■ **What needs to be done**: Return all lines of the data in which the string "tiêu" occurs.
*** Provided records ***
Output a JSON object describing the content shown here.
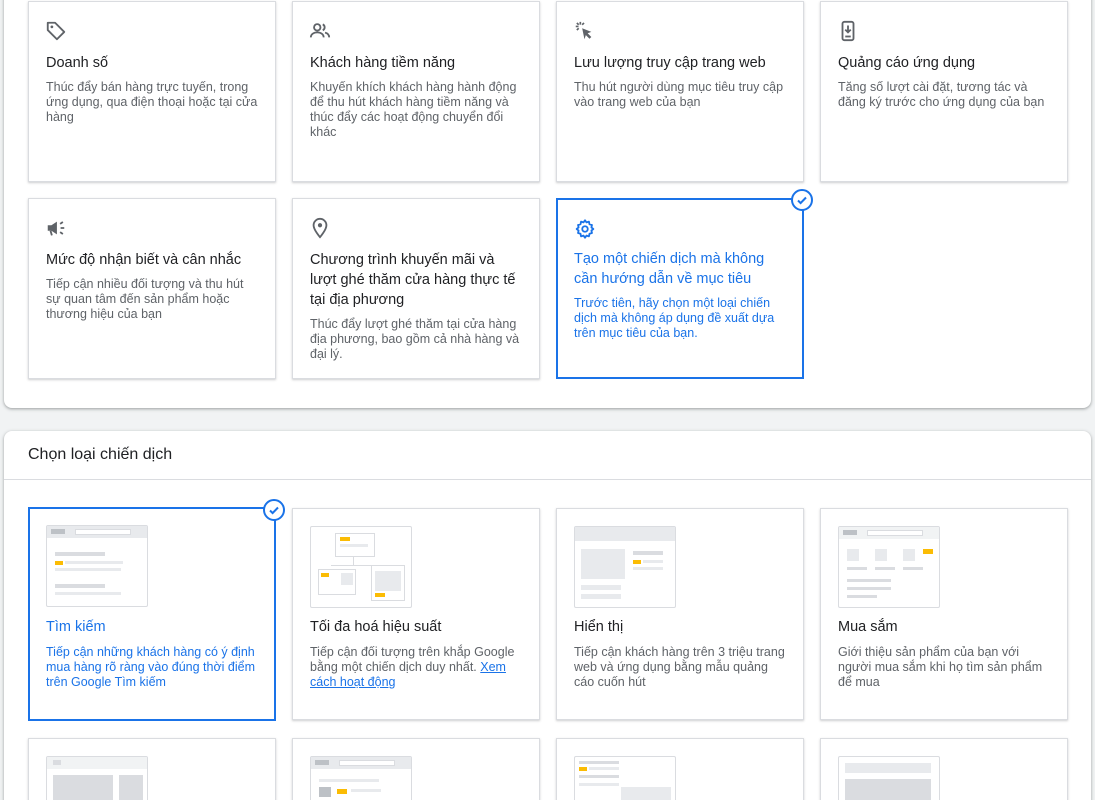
{
  "goals": {
    "cards": [
      {
        "title": "Doanh số",
        "desc": "Thúc đẩy bán hàng trực tuyến, trong ứng dụng, qua điện thoại hoặc tại cửa hàng",
        "icon": "tag-icon"
      },
      {
        "title": "Khách hàng tiềm năng",
        "desc": "Khuyến khích khách hàng hành động để thu hút khách hàng tiềm năng và thúc đẩy các hoạt động chuyển đổi khác",
        "icon": "people-icon"
      },
      {
        "title": "Lưu lượng truy cập trang web",
        "desc": "Thu hút người dùng mục tiêu truy cập vào trang web của bạn",
        "icon": "cursor-click-icon"
      },
      {
        "title": "Quảng cáo ứng dụng",
        "desc": "Tăng số lượt cài đặt, tương tác và đăng ký trước cho ứng dụng của bạn",
        "icon": "phone-download-icon"
      },
      {
        "title": "Mức độ nhận biết và cân nhắc",
        "desc": "Tiếp cận nhiều đối tượng và thu hút sự quan tâm đến sản phẩm hoặc thương hiệu của bạn",
        "icon": "megaphone-icon"
      },
      {
        "title": "Chương trình khuyến mãi và lượt ghé thăm cửa hàng thực tế tại địa phương",
        "desc": "Thúc đẩy lượt ghé thăm tại cửa hàng địa phương, bao gồm cả nhà hàng và đại lý.",
        "icon": "location-pin-icon"
      },
      {
        "title": "Tạo một chiến dịch mà không cần hướng dẫn về mục tiêu",
        "desc": "Trước tiên, hãy chọn một loại chiến dịch mà không áp dụng đề xuất dựa trên mục tiêu của bạn.",
        "icon": "gear-icon",
        "selected": true
      }
    ]
  },
  "campaign_types": {
    "title": "Chọn loại chiến dịch",
    "cards": [
      {
        "title": "Tìm kiếm",
        "desc": "Tiếp cận những khách hàng có ý định mua hàng rõ ràng vào đúng thời điểm trên Google Tìm kiếm",
        "selected": true
      },
      {
        "title": "Tối đa hoá hiệu suất",
        "desc": "Tiếp cận đối tượng trên khắp Google bằng một chiến dịch duy nhất.",
        "link": "Xem cách hoạt động"
      },
      {
        "title": "Hiển thị",
        "desc": "Tiếp cận khách hàng trên 3 triệu trang web và ứng dụng bằng mẫu quảng cáo cuốn hút"
      },
      {
        "title": "Mua sắm",
        "desc": "Giới thiệu sản phẩm của bạn với người mua sắm khi họ tìm sản phẩm để mua"
      }
    ]
  },
  "colors": {
    "accent": "#1a73e8",
    "thumb_highlight": "#fbbc04",
    "thumb_gray": "#dadce0"
  }
}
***
■ **Task result**:
        "desc": "Thu hút người dùng mục tiêu truy cập vào trang web của bạn",
        "title": "Tạo một chiến dịch mà không cần hướng dẫn về mục tiêu",
        "desc": "Trước tiên, hãy chọn một loại chiến dịch mà không áp dụng đề xuất dựa trên mục tiêu của bạn.",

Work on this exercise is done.